Exactly how many lines below mention "value"? Answer with that number alone.

╔══

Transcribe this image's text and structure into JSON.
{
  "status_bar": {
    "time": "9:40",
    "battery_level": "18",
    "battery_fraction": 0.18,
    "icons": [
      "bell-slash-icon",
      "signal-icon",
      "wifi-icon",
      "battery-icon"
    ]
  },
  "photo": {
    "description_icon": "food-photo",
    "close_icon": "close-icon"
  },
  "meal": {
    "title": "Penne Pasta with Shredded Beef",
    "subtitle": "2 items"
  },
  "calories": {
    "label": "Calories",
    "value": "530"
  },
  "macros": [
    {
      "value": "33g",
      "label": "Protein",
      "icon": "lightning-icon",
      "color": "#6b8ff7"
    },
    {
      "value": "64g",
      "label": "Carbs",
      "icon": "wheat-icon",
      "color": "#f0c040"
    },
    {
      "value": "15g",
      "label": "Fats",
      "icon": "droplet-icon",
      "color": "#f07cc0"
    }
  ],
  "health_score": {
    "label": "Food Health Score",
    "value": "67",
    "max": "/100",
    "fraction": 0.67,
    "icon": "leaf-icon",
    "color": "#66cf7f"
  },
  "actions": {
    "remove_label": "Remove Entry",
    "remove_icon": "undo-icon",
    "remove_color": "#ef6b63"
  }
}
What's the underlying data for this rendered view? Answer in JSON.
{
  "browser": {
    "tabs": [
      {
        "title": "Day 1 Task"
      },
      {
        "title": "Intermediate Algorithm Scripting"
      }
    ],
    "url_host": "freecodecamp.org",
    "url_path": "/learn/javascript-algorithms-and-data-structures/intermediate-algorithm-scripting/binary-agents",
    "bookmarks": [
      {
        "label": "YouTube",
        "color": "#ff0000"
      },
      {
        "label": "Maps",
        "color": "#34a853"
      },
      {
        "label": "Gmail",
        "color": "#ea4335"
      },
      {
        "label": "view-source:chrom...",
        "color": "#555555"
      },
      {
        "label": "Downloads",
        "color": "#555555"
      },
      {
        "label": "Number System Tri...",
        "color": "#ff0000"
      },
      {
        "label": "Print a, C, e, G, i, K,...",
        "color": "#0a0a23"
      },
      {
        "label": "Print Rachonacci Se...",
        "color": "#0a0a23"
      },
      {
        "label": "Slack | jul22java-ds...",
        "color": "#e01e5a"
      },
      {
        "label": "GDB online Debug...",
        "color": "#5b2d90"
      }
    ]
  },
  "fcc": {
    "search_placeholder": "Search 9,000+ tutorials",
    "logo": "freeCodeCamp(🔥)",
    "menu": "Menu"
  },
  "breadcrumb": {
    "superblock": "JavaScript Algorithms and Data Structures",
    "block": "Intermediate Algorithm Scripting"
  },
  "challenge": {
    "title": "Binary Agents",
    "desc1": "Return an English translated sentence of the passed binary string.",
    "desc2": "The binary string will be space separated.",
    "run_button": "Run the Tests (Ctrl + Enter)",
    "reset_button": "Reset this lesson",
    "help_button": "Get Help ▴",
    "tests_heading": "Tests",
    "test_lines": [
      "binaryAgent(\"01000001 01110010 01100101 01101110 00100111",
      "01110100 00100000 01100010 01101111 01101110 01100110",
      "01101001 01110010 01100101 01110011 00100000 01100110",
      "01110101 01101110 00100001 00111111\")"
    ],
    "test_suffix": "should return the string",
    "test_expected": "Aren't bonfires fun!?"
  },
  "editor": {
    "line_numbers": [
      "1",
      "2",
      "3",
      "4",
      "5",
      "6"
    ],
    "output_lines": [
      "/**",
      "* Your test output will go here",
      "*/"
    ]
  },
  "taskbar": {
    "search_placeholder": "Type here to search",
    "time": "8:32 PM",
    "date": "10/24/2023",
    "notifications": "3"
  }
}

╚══

* ANSWER *
5